Medicaid is a health care program designed for low-income families and seniors who cannot afford private health care. Like other government-funded programs in the U.S. Medicaid is not for everyone. To qualify for this program, your income and assets needs to be below a certain threshold. However, you could still qualify if your assets is above the threshold, but you will have to set up a Medicaid Asset Protection Trust and transfer your assets into the trust.
If you would like to follow this route in order to be eligible for Medicaid, it is important that wait until after five years (look-back period) before you apply for Medicaid as applying sooner can attract sanctions. This sanction varies for each state and city. In this article, we will look at the look-back penalty period in Queens. But before we do that, let’s take a brief look at what Medicaid is.
What is Medicaid?
Medicaid is a health care program that offers health care coverage to several Americans, including low-income adults, children, pregnant women, elderly adults, and individuals with disabilities. This program is administered by states, based on federal requirements. Medicaid is funded jointly by state and the federal government.
Only eligible individuals will enjoy the benefits of this program. To be eligible your income and assets must be below a certain threshold. If your assets is above the threshold, then you may have to consider setting up a Medicaid asset protection trust to cut down your countable assets.
Who is Medicaid for?
The Medicaid program is designed for specific groups of people. These people include:
- Pregnant women with inadequate income
- Children of low-income families
- Children in foster care
- Individuals plagued with all sorts of disabilities
- Seniors with low income
- Parents or caregivers with inadequate income
States may decide to expand eligibility to other groups of individuals, such as individuals with low income who may or may not have children.
What is a Look-Back Period?
Medicaid only scrutinize applicants past financial details within a certain timeframe. Each state’s Medicaid program adopts slightly different eligibility requirements. However, most states review all the financial transactions of an individual dating back five years (60 months) from the date of their qualifying application for long-term care Medicaid benefits. This is widely regarded as the Medicaid look-back period.
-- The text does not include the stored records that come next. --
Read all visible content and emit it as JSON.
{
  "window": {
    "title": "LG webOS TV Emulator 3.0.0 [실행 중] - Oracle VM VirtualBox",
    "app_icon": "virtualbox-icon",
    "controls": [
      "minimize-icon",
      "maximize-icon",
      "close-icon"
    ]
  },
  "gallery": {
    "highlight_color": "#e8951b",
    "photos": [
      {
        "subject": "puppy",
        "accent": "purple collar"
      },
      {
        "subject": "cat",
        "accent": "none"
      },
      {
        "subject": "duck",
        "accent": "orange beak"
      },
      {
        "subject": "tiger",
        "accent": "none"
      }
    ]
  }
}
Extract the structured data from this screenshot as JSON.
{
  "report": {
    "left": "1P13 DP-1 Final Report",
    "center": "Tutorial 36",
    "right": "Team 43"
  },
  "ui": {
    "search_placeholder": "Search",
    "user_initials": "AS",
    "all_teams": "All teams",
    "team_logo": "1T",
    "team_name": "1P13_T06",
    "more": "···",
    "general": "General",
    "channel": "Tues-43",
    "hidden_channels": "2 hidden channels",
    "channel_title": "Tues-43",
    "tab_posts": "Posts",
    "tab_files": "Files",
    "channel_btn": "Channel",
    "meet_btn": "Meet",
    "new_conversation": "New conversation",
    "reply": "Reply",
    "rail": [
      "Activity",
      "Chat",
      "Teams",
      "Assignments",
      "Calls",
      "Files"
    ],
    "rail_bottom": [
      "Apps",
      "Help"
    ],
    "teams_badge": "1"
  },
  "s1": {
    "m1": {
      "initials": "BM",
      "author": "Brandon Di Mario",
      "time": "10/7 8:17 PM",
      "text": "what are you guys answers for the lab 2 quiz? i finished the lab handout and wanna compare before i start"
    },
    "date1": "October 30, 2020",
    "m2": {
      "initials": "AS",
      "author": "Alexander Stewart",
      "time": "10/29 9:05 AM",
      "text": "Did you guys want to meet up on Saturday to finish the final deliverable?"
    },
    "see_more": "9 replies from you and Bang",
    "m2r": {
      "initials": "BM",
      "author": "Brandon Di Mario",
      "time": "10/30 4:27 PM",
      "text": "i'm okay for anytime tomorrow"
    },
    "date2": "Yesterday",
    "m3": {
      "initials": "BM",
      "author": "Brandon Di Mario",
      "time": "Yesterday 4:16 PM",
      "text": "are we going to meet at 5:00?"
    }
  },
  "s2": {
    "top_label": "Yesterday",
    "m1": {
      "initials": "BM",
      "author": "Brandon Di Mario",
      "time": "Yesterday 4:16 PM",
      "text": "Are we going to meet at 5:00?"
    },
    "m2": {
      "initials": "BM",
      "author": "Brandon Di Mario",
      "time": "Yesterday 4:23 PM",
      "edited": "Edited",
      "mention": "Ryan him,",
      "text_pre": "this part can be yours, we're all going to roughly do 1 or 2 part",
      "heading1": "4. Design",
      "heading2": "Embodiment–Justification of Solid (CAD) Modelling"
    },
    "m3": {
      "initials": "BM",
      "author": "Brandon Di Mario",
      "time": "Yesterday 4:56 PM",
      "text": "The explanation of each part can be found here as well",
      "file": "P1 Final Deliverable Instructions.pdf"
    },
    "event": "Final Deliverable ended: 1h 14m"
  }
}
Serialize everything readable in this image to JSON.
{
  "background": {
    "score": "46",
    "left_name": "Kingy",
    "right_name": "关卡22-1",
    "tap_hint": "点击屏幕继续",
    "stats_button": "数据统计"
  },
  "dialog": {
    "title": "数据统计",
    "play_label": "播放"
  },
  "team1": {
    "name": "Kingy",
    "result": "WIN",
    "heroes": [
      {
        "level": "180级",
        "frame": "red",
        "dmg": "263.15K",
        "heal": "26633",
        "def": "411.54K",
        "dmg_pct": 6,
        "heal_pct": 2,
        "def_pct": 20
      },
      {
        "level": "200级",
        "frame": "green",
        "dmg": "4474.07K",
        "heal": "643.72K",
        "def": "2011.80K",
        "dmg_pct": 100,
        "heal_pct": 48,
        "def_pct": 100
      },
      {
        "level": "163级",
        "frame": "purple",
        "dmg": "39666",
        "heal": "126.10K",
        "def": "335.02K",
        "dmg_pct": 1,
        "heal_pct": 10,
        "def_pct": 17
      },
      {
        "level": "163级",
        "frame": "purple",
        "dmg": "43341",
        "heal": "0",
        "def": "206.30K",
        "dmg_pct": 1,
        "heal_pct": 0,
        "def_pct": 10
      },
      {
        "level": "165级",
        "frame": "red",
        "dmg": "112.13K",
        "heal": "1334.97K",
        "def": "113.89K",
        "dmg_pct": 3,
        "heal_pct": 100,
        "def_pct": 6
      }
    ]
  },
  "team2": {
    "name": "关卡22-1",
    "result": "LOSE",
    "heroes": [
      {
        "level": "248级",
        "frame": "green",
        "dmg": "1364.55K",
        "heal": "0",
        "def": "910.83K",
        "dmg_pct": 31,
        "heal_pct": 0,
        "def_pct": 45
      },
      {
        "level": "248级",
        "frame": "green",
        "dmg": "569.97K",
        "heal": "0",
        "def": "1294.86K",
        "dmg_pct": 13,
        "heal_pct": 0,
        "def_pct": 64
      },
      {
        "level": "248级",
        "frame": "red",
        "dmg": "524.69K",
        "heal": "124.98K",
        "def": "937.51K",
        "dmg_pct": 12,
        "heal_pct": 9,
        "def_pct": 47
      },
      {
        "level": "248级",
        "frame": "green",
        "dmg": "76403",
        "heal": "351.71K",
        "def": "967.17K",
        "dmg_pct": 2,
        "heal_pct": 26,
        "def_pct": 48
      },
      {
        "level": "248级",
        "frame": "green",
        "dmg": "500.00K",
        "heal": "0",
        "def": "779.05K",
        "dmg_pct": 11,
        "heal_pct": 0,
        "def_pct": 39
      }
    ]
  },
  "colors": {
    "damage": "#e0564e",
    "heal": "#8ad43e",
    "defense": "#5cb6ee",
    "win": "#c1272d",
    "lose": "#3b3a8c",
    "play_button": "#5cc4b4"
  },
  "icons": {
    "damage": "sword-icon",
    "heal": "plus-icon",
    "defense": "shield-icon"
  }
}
It doesn’t matter how many gifts a Medicaid applicants made during the Five-year period or to whom they were given. If money or assets are transferred to any individual or organization for less the FMV during the five years before a senior’s application date, then they will attract a sanction period of Medicaid eligibility.
What is the look back penalty period in Queens?
The rule of thumb is that If a senior who applies for Medicaid is considered otherwise eligible but is discovered to have gifted assets within the five-year look-back period, then the individual will be disqualified from receiving benefits for a specific number of months. This is commonly known as the Medicaid penalty period.
For instance, if you write a check to your adult daughter for $15,000 and apply for Medicaid long-term care within five years of the date written on the check, then Medicaid will delay paying for your nursing home care expenses since you could have used that money to settle it yourself. Worthy to note is that the clock for the penalty period starts on the date a senior applies for Medicaid benefits, not the date on which they gifted the money.
With that said, what is the look back penalty period in Queens?
The look back penalty period in Queens can be calculated by dividing the amount gifted by the regional rate. For instance if you made a transfer of $200,000 to your adult son, the penalty period will be $200,000 divided by $13, 037 (the regional rate of Queens). So your penalty will be 15.3 months.
Need a Medicaid Attorney?
Do you need a Medicaid attorney? Don’t hesitate to call our office. Our Medicaid attorneys have what it takes to assist you regarding any Medicaid issue you are facing.